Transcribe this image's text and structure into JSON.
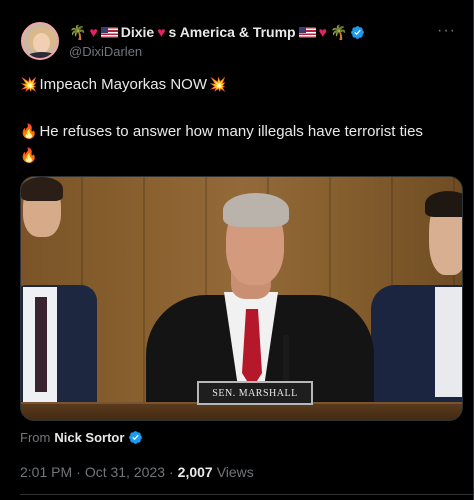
{
  "author": {
    "display_name_text": "Dixie",
    "display_name_text2": "s America & Trump",
    "handle": "@DixiDarlen",
    "verified": true
  },
  "more_label": "···",
  "tweet_text": {
    "line1": "Impeach Mayorkas NOW",
    "line2": "He refuses to answer how many illegals have terrorist ties"
  },
  "media": {
    "nameplate": "SEN. MARSHALL"
  },
  "source": {
    "prefix": "From",
    "name": "Nick Sortor",
    "verified": true
  },
  "meta": {
    "time": "2:01 PM",
    "separator1": "·",
    "date": "Oct 31, 2023",
    "separator2": "·",
    "views_count": "2,007",
    "views_label": "Views"
  },
  "colors": {
    "background": "#000000",
    "text_primary": "#e7e9ea",
    "text_secondary": "#71767b",
    "verified_blue": "#1d9bf0",
    "divider": "#2f3336"
  },
  "icons": [
    "palm-tree-icon",
    "heart-icon",
    "us-flag-icon",
    "verified-badge-icon",
    "collision-icon",
    "fire-icon",
    "more-icon"
  ]
}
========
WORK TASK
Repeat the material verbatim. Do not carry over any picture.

TASK RESULT
Transcribe this image's text and structure into JSON.
{
  "author": {
    "display_name_text": "Dixie",
    "display_name_text2": "s America & Trump",
    "handle": "@DixiDarlen",
    "verified": true
  },
  "more_label": "···",
  "tweet_text": {
    "line1": "Impeach Mayorkas NOW",
    "line2": "He refuses to answer how many illegals have terrorist ties"
  },
  "media": {
    "nameplate": "SEN. MARSHALL"
  },
  "source": {
    "prefix": "From",
    "name": "Nick Sortor",
    "verified": true
  },
  "meta": {
    "time": "2:01 PM",
    "separator1": "·",
    "date": "Oct 31, 2023",
    "separator2": "·",
    "views_count": "2,007",
    "views_label": "Views"
  },
  "colors": {
    "background": "#000000",
    "text_primary": "#e7e9ea",
    "text_secondary": "#71767b",
    "verified_blue": "#1d9bf0",
    "divider": "#2f3336"
  },
  "icons": [
    "palm-tree-icon",
    "heart-icon",
    "us-flag-icon",
    "verified-badge-icon",
    "collision-icon",
    "fire-icon",
    "more-icon"
  ]
}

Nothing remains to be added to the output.